=== Work item ===
Every line of the entries below that carries the string "data" should be copied.

=== Records ===

* * * * *

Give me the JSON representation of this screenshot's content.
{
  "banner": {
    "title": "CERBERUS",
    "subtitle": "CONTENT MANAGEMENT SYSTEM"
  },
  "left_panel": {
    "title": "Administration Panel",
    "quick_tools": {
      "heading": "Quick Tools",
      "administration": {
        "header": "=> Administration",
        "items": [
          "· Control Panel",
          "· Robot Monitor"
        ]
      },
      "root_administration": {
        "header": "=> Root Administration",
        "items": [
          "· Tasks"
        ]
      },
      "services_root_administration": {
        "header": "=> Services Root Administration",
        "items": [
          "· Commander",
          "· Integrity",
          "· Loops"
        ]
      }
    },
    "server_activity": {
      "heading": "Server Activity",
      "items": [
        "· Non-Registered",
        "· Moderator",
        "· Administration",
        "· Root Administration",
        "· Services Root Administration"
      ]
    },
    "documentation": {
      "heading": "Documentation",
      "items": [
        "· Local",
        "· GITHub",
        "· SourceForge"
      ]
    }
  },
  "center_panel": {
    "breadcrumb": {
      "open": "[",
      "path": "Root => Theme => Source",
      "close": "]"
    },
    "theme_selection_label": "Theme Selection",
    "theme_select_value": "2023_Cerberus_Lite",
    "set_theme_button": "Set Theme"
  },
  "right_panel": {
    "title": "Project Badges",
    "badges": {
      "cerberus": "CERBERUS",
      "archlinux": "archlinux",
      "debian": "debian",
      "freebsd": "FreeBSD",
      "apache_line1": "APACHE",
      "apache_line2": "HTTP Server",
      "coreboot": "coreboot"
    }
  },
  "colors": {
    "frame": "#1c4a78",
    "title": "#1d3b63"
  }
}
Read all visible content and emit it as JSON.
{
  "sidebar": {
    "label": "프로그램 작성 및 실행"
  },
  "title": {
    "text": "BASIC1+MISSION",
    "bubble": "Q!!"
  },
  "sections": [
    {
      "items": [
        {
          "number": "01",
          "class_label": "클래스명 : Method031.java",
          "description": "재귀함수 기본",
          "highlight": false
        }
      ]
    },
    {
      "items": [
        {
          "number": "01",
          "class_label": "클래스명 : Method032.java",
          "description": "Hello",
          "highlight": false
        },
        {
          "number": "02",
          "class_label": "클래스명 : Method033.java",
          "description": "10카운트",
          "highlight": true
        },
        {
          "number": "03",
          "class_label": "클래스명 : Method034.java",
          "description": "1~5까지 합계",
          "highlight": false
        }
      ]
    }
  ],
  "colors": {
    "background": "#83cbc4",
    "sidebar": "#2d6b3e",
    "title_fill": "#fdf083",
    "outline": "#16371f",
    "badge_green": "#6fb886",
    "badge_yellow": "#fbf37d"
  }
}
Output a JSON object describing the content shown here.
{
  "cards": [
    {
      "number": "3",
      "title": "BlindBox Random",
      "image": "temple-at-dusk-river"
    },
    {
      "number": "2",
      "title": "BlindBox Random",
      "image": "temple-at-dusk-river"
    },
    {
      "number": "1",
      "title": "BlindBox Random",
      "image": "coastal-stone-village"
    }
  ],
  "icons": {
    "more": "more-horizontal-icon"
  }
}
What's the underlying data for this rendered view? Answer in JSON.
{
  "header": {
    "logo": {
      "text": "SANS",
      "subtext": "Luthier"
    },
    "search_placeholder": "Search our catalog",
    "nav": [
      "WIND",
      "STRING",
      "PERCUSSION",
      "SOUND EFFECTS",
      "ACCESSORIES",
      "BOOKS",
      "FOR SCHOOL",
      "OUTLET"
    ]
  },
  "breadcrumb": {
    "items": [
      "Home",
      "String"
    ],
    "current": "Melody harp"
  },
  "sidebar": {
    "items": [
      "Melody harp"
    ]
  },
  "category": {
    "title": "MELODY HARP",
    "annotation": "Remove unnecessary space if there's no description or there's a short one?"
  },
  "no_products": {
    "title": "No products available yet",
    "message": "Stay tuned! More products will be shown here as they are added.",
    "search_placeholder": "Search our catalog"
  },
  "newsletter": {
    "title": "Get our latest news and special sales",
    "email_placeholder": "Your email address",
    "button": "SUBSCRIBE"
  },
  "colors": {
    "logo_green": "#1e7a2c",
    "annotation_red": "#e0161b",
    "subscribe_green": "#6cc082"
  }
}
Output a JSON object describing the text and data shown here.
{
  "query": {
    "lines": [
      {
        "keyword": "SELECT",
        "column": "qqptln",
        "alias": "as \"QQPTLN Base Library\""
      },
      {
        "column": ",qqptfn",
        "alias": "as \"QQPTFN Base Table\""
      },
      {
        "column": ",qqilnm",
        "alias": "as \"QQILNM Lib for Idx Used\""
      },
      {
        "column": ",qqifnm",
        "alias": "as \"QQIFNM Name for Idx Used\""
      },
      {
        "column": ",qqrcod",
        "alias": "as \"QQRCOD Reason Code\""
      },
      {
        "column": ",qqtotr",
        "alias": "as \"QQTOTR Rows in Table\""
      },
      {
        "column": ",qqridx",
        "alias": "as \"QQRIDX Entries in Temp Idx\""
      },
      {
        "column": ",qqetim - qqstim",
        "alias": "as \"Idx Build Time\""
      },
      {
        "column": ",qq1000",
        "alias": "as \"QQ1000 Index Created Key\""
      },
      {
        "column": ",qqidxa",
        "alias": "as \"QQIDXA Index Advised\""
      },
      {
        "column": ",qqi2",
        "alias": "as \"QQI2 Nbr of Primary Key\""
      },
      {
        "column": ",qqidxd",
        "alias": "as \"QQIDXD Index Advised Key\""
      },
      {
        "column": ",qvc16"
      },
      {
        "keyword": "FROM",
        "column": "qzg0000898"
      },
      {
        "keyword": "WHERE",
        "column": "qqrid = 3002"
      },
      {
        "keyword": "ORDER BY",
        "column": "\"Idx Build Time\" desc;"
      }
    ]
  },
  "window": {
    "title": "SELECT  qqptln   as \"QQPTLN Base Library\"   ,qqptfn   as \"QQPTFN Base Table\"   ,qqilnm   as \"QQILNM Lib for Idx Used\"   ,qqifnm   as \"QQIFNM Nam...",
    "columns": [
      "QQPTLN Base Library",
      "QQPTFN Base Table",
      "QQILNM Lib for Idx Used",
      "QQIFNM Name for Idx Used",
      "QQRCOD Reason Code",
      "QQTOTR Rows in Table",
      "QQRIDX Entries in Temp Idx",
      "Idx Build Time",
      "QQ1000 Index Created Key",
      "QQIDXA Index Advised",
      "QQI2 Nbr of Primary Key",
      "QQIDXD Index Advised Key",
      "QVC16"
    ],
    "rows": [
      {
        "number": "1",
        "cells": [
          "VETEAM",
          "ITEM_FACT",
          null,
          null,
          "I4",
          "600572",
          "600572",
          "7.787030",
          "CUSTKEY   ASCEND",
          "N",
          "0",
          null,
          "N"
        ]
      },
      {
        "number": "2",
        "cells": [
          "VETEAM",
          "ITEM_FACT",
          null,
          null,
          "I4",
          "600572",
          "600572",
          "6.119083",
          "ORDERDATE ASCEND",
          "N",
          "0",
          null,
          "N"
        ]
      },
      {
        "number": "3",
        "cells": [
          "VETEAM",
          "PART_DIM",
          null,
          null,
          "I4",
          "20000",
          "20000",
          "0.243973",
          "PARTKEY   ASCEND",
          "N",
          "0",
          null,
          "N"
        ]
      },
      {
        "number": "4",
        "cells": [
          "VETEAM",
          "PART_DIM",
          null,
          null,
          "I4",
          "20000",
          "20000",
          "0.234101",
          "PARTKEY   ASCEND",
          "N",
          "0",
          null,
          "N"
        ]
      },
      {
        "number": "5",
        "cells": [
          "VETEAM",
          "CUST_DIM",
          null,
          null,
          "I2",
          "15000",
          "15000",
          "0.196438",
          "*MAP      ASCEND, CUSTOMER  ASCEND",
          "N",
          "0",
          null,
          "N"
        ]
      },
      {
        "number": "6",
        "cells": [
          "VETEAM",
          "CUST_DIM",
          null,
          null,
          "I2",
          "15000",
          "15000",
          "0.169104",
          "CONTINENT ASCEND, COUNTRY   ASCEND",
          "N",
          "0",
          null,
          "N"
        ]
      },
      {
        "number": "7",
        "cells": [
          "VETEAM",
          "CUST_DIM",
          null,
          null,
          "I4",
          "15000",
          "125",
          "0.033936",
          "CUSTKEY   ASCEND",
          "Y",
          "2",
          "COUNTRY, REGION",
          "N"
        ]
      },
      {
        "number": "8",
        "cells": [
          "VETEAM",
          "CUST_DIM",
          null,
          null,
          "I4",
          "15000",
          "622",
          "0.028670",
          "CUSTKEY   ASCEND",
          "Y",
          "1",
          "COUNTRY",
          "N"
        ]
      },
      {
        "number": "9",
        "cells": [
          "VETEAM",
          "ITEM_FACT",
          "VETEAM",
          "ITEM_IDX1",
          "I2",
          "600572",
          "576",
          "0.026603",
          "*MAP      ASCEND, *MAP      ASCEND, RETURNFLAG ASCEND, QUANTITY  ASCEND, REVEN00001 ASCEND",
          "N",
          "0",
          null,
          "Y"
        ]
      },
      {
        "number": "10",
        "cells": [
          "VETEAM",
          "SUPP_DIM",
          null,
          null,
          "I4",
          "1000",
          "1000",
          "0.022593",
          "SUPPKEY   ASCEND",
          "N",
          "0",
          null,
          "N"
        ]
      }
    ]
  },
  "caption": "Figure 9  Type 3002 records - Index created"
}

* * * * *

=== Problem solution ===
What's the underlying data for this rendered view? Answer in JSON.
Output a JSON object describing the text and data shown here.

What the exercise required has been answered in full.